- **Assignment**
Scan the material below for lines with the string "JSON". State how many there are and nothing else.

- **The data**
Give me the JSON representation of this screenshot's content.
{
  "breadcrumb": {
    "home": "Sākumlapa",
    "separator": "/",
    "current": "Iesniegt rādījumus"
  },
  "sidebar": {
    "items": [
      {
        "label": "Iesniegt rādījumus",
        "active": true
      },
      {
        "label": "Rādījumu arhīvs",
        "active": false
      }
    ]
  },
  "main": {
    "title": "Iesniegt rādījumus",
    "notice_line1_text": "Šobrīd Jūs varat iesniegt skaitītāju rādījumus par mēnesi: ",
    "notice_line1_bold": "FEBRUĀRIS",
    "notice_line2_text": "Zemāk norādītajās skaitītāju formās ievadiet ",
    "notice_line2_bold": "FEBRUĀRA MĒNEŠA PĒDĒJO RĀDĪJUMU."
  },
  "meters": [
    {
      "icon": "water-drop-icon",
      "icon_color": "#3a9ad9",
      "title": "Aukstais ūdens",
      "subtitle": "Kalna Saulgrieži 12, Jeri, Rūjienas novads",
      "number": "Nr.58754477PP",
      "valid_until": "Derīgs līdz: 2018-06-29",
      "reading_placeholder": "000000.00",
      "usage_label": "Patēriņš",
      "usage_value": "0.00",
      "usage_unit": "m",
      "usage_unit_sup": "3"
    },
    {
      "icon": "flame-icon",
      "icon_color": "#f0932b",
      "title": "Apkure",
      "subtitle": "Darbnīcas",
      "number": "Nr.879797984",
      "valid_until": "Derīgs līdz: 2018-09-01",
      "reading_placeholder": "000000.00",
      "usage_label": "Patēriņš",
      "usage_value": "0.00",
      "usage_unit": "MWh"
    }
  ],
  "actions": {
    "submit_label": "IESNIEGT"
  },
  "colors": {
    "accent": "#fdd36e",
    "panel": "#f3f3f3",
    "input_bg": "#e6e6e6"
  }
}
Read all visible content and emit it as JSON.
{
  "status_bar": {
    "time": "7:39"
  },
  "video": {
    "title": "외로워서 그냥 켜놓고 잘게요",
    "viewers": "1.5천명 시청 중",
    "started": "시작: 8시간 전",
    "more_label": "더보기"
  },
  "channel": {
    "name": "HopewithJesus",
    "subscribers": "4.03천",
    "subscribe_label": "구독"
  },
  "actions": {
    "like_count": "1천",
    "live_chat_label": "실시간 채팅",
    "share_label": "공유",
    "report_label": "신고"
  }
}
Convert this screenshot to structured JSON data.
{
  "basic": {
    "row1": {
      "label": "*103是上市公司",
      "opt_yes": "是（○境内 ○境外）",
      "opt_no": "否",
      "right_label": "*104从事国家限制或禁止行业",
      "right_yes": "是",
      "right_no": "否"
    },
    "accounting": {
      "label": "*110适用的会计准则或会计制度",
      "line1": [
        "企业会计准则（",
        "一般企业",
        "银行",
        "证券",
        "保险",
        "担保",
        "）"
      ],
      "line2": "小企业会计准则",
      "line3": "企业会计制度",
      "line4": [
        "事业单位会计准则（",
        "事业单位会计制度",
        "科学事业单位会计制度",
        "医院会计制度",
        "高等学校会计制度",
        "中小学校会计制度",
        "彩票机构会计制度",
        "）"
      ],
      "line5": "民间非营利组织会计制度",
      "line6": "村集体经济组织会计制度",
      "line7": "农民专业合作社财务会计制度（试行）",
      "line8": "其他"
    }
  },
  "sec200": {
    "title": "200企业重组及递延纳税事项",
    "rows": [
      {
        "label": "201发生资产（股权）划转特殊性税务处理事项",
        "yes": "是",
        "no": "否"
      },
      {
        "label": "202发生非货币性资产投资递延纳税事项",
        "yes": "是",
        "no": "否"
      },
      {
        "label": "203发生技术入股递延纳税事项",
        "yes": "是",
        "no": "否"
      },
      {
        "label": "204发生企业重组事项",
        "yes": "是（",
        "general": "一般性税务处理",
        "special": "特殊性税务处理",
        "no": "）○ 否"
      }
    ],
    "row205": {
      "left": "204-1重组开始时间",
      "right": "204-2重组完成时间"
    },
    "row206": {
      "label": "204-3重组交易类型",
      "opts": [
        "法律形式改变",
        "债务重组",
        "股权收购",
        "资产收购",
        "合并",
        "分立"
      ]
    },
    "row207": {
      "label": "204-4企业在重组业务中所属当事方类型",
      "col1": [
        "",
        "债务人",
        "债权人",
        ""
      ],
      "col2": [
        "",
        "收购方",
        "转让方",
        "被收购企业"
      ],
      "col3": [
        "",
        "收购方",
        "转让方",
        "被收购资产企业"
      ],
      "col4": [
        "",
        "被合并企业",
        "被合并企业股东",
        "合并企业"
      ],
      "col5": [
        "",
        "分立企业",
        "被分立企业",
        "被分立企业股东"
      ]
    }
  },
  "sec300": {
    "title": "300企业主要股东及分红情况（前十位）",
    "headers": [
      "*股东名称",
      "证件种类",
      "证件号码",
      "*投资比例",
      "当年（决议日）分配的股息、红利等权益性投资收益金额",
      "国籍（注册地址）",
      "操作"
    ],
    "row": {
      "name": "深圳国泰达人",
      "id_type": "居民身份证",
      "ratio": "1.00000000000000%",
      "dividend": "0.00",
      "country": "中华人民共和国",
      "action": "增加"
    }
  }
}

- **Solution to the exercise**
3